Just because you’re a city cyclist doesn’t mean you have to wait for enough snow to pile up in at home in order to cross-country ski or snowshoe.
While I’ve done both in Manhattan’s Central Park, a favorite area to visit on skis or snowshoes is southwest Montana. It’s the perfect spot for cross-training. Yellowstone National Park and its gateway town West Yellowstone offer the most gorgeous landscapes you will ever visit in winter. Fly to Bozeman, then take a van to Big Sky (for downhill skiing), Lone Mountain Ranch (cabins and snowshoe or Nordic skiing) and West Yellowstone. Once there, you might find it tough to leave.
Last February, I strapped on snowshoes as well as cross-country skis for treks inside and just outside Yellowstone National Park. Picturing hordes of people? Not in winter. You might meet more bison than humans on some trails.
Local trails, x/c gear and snowshoes
Bring your own, or rent from Freeheel and Wheel, the hub of nonmotorized sports on Yellowstone Avenue, the main drag of “West,” as the locals call it. Kelli Sanders and Melissa Alder have made their coffee bar/apparel/gear shop a friendly, inviting hangout. This is the place to rent snowshoes and cross-country boots and skis, to sign up for lessons, and to get a flavor of the growing self-propelled sports scene.
“The Riverside Trail [five minutes’ walk from the shop] is the perfect trail for beginners and veterans,” says Kelli. “It winds in the forest and meets the Madison River for a beautiful, scenic Nordic ski loop, with panoramic views as well as buffalo, elk and many water fowl.

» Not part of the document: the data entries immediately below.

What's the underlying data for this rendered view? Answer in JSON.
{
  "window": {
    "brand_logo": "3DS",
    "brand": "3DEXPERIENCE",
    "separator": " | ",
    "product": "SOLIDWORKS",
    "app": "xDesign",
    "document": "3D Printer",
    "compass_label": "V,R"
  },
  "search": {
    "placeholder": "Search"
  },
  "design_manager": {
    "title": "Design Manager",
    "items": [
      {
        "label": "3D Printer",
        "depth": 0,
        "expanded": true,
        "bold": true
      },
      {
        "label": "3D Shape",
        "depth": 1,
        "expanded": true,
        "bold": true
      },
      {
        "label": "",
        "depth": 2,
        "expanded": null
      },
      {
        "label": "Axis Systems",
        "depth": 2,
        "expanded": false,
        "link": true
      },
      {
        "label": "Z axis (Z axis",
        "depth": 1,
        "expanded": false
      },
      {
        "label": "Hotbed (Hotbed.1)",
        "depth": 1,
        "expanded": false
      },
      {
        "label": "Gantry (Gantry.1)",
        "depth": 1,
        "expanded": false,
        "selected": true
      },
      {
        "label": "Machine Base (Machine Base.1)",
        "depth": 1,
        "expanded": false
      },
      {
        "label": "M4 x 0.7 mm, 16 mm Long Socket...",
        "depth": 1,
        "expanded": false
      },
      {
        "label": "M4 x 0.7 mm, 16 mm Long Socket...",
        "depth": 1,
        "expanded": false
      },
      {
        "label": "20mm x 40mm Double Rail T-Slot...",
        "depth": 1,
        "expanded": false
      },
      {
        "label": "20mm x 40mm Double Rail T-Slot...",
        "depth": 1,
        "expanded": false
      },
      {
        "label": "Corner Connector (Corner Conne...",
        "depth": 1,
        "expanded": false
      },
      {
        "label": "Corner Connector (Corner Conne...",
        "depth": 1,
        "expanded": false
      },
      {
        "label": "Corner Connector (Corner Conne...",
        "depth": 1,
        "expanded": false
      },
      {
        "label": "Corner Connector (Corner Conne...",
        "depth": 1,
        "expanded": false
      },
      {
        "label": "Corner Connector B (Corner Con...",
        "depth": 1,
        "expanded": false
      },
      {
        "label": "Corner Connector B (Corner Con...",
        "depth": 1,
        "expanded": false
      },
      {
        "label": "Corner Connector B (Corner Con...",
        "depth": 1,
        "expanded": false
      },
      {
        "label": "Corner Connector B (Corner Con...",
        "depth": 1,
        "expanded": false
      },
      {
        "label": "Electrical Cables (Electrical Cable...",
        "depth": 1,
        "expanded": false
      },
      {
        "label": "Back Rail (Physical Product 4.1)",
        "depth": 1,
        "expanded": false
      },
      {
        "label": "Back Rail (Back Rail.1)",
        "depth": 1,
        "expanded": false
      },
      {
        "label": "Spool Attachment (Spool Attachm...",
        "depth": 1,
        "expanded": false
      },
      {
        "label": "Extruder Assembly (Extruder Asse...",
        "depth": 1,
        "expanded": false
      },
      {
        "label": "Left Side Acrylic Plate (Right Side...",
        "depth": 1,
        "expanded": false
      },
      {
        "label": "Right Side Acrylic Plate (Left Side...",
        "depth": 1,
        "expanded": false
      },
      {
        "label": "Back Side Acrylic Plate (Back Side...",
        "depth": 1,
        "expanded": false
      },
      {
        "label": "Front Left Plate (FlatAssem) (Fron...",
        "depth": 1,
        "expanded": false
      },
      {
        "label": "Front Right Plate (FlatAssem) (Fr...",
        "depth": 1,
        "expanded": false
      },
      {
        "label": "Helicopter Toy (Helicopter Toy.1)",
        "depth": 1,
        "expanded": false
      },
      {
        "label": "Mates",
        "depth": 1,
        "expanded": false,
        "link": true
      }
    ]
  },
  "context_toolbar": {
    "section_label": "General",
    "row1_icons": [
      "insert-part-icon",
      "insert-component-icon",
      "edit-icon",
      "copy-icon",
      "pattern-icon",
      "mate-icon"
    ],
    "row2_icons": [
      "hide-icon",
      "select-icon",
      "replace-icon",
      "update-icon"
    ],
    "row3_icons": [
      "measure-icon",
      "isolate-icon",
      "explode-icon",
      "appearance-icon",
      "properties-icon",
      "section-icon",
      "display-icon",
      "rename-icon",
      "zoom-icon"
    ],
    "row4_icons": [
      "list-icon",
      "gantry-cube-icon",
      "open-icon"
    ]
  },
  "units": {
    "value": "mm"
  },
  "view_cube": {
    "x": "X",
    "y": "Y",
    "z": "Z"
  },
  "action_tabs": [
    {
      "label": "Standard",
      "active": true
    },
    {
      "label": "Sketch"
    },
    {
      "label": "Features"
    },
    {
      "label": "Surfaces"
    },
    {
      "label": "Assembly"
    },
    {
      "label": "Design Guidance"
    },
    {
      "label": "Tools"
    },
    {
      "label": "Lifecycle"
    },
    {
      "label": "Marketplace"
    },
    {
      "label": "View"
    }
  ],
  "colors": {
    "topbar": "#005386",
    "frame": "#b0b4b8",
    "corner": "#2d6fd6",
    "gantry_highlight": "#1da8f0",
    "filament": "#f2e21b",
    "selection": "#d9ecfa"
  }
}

A guide is not necessary to ski this trail but I would highly recommend one for a first-timer or beginner skier.” More comfortable on snowshoes? Not a problem; just stay to the side of the x/c tracks.
On your own, investigate the Rendezvous Trail system, more than 35 kilometers of gently rolling terrain. For a more advanced outing, hire a guide to explore trails in the surrounding Gallatin National Forest.
Excursions within Yellowstone National Park
Budget-minded folks can opt for a comfortable motel in West Yellowstone. Alternatively, immerse yourselves in the wonders of the great national park by staying at the Old Faithful Snow Lodge or Mammoth Hot Springs Hotel. Both have pleasant accommodations, restaurants, and shops.
Near Old Faithful itself and Mammoth are trails for every level of snowshoer and Nordic skier. Sightseeing and guided excursions can be arranged at your hotel or in West Yellowstone. No cars are allowed past Mammoth, but snowmobiles or snowcoaches – enclosed vans traveling via front skis and rear treads on top of packed snow – help you get around. They are noisy but after a few strides away on skis or snowshoes, you’ll hear nothing but creaking lodgepole pines, canyon waterfalls, hissing geysers and the cries of wolves and coyotes.
The exercise keeps you warm. The sense of adventure is magical. And the bears? They hibernate in winter, remember?